• Data extract:
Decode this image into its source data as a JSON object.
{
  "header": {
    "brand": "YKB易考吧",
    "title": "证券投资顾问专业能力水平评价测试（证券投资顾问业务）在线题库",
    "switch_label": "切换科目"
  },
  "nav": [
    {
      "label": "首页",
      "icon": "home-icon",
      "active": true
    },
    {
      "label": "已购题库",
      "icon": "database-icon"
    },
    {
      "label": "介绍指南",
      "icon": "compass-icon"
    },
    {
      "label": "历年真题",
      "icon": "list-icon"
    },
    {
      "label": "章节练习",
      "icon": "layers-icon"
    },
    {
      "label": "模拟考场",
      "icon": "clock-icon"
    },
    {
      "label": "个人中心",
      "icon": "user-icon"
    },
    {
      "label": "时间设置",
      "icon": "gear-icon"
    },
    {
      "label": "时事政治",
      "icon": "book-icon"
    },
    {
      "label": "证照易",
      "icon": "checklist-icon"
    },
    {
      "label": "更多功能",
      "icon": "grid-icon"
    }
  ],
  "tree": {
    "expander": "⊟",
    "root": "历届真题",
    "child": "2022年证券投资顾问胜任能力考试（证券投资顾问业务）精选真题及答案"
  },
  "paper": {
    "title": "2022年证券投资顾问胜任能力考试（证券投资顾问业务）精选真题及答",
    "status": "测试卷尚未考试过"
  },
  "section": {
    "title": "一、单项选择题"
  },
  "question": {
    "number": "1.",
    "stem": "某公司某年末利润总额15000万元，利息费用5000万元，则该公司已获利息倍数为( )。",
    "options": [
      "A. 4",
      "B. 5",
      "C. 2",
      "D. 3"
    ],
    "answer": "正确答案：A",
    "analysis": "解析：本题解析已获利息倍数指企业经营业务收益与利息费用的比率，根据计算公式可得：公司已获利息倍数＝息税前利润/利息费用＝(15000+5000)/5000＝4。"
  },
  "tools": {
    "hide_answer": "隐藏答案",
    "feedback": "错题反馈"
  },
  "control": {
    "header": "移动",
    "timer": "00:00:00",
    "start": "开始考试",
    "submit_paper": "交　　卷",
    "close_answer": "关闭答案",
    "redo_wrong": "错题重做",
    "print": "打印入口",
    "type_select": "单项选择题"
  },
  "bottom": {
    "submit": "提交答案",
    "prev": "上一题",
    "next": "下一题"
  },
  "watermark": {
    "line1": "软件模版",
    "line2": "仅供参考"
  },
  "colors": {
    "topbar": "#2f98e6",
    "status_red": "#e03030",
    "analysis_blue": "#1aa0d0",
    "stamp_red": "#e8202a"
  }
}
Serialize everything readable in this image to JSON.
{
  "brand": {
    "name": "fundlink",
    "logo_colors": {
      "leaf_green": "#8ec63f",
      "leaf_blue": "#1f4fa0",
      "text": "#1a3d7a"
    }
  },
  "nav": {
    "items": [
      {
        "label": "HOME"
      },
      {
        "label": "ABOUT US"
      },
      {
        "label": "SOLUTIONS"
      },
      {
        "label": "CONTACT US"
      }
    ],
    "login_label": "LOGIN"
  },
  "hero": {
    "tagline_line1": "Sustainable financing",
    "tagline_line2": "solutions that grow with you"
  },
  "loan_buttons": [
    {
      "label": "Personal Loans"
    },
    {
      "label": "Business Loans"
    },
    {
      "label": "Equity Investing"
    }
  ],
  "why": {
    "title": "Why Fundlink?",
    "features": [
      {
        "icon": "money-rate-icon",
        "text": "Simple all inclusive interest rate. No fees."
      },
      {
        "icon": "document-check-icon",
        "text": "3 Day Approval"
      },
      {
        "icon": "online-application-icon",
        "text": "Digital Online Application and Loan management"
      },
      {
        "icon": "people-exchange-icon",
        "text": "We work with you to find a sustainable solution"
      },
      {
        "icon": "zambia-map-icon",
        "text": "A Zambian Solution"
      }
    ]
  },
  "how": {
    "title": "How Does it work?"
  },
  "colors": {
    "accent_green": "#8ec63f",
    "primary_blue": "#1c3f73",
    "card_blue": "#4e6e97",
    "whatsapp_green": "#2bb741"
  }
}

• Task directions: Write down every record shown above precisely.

• Worked solution:
Decode this image into its source data as a JSON object.
{
  "header": {
    "brand": "YKB易考吧",
    "title": "证券投资顾问专业能力水平评价测试（证券投资顾问业务）在线题库",
    "switch_label": "切换科目"
  },
  "nav": [
    {
      "label": "首页",
      "icon": "home-icon",
      "active": true
    },
    {
      "label": "已购题库",
      "icon": "database-icon"
    },
    {
      "label": "介绍指南",
      "icon": "compass-icon"
    },
    {
      "label": "历年真题",
      "icon": "list-icon"
    },
    {
      "label": "章节练习",
      "icon": "layers-icon"
    },
    {
      "label": "模拟考场",
      "icon": "clock-icon"
    },
    {
      "label": "个人中心",
      "icon": "user-icon"
    },
    {
      "label": "时间设置",
      "icon": "gear-icon"
    },
    {
      "label": "时事政治",
      "icon": "book-icon"
    },
    {
      "label": "证照易",
      "icon": "checklist-icon"
    },
    {
      "label": "更多功能",
      "icon": "grid-icon"
    }
  ],
  "tree": {
    "expander": "⊟",
    "root": "历届真题",
    "child": "2022年证券投资顾问胜任能力考试（证券投资顾问业务）精选真题及答案"
  },
  "paper": {
    "title": "2022年证券投资顾问胜任能力考试（证券投资顾问业务）精选真题及答",
    "status": "测试卷尚未考试过"
  },
  "section": {
    "title": "一、单项选择题"
  },
  "question": {
    "number": "1.",
    "stem": "某公司某年末利润总额15000万元，利息费用5000万元，则该公司已获利息倍数为( )。",
    "options": [
      "A. 4",
      "B. 5",
      "C. 2",
      "D. 3"
    ],
    "answer": "正确答案：A",
    "analysis": "解析：本题解析已获利息倍数指企业经营业务收益与利息费用的比率，根据计算公式可得：公司已获利息倍数＝息税前利润/利息费用＝(15000+5000)/5000＝4。"
  },
  "tools": {
    "hide_answer": "隐藏答案",
    "feedback": "错题反馈"
  },
  "control": {
    "header": "移动",
    "timer": "00:00:00",
    "start": "开始考试",
    "submit_paper": "交　　卷",
    "close_answer": "关闭答案",
    "redo_wrong": "错题重做",
    "print": "打印入口",
    "type_select": "单项选择题"
  },
  "bottom": {
    "submit": "提交答案",
    "prev": "上一题",
    "next": "下一题"
  },
  "watermark": {
    "line1": "软件模版",
    "line2": "仅供参考"
  },
  "colors": {
    "topbar": "#2f98e6",
    "status_red": "#e03030",
    "analysis_blue": "#1aa0d0",
    "stamp_red": "#e8202a"
  }
}
Serialize everything readable in this image to JSON.
{
  "brand": {
    "name": "fundlink",
    "logo_colors": {
      "leaf_green": "#8ec63f",
      "leaf_blue": "#1f4fa0",
      "text": "#1a3d7a"
    }
  },
  "nav": {
    "items": [
      {
        "label": "HOME"
      },
      {
        "label": "ABOUT US"
      },
      {
        "label": "SOLUTIONS"
      },
      {
        "label": "CONTACT US"
      }
    ],
    "login_label": "LOGIN"
  },
  "hero": {
    "tagline_line1": "Sustainable financing",
    "tagline_line2": "solutions that grow with you"
  },
  "loan_buttons": [
    {
      "label": "Personal Loans"
    },
    {
      "label": "Business Loans"
    },
    {
      "label": "Equity Investing"
    }
  ],
  "why": {
    "title": "Why Fundlink?",
    "features": [
      {
        "icon": "money-rate-icon",
        "text": "Simple all inclusive interest rate. No fees."
      },
      {
        "icon": "document-check-icon",
        "text": "3 Day Approval"
      },
      {
        "icon": "online-application-icon",
        "text": "Digital Online Application and Loan management"
      },
      {
        "icon": "people-exchange-icon",
        "text": "We work with you to find a sustainable solution"
      },
      {
        "icon": "zambia-map-icon",
        "text": "A Zambian Solution"
      }
    ]
  },
  "how": {
    "title": "How Does it work?"
  },
  "colors": {
    "accent_green": "#8ec63f",
    "primary_blue": "#1c3f73",
    "card_blue": "#4e6e97",
    "whatsapp_green": "#2bb741"
  }
}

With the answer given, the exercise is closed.